# What you have to do
Skip the images and return the records below exactly.

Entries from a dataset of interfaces

........

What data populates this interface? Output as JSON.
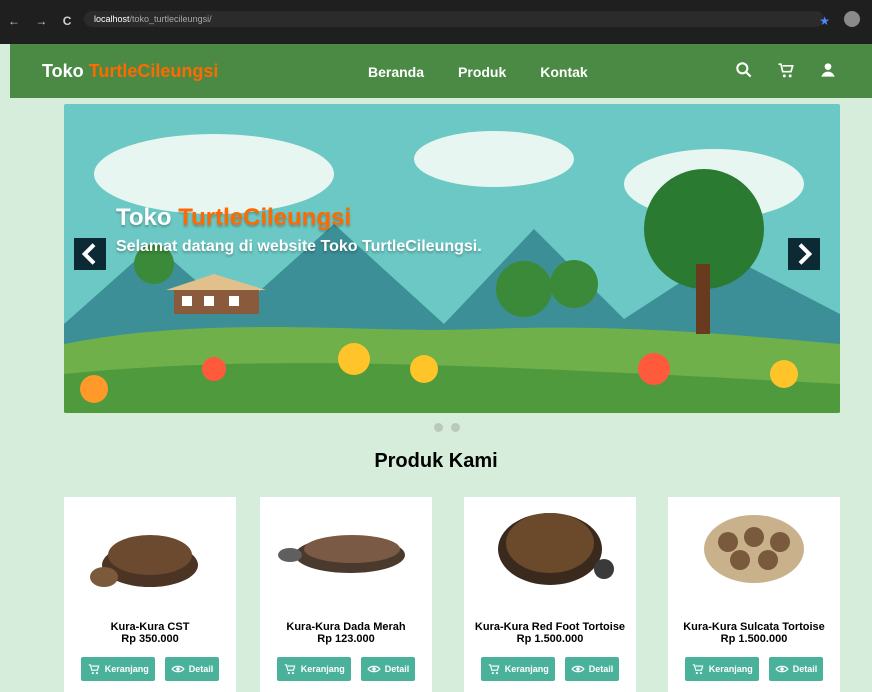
{
  "browser": {
    "nav_glyphs": [
      "←",
      "→",
      "C"
    ],
    "url_host": "localhost",
    "url_path": "/toko_turtlecileungsi/"
  },
  "navbar": {
    "brand_main": "Toko",
    "brand_accent": "TurtleCileungsi",
    "links": [
      "Beranda",
      "Produk",
      "Kontak"
    ],
    "icons": [
      "search-icon",
      "cart-icon",
      "user-icon"
    ],
    "bg_color": "#4b8a44",
    "accent_color": "#ff6a00"
  },
  "hero": {
    "title_main": "Toko",
    "title_accent": "TurtleCileungsi",
    "subtitle": "Selamat datang di website Toko TurtleCileungsi."
  },
  "section": {
    "title": "Produk Kami"
  },
  "products": [
    {
      "name": "Kura-Kura CST",
      "price": "Rp 350.000"
    },
    {
      "name": "Kura-Kura Dada Merah",
      "price": "Rp 123.000"
    },
    {
      "name": "Kura-Kura Red Foot Tortoise",
      "price": "Rp 1.500.000"
    },
    {
      "name": "Kura-Kura Sulcata Tortoise",
      "price": "Rp 1.500.000"
    }
  ],
  "buttons": {
    "cart": "Keranjang",
    "detail": "Detail"
  }
}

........

# Your solution
What data populates this interface? Output as JSON.
{
  "browser": {
    "nav_glyphs": [
      "←",
      "→",
      "C"
    ],
    "url_host": "localhost",
    "url_path": "/toko_turtlecileungsi/"
  },
  "navbar": {
    "brand_main": "Toko",
    "brand_accent": "TurtleCileungsi",
    "links": [
      "Beranda",
      "Produk",
      "Kontak"
    ],
    "icons": [
      "search-icon",
      "cart-icon",
      "user-icon"
    ],
    "bg_color": "#4b8a44",
    "accent_color": "#ff6a00"
  },
  "hero": {
    "title_main": "Toko",
    "title_accent": "TurtleCileungsi",
    "subtitle": "Selamat datang di website Toko TurtleCileungsi."
  },
  "section": {
    "title": "Produk Kami"
  },
  "products": [
    {
      "name": "Kura-Kura CST",
      "price": "Rp 350.000"
    },
    {
      "name": "Kura-Kura Dada Merah",
      "price": "Rp 123.000"
    },
    {
      "name": "Kura-Kura Red Foot Tortoise",
      "price": "Rp 1.500.000"
    },
    {
      "name": "Kura-Kura Sulcata Tortoise",
      "price": "Rp 1.500.000"
    }
  ],
  "buttons": {
    "cart": "Keranjang",
    "detail": "Detail"
  }
}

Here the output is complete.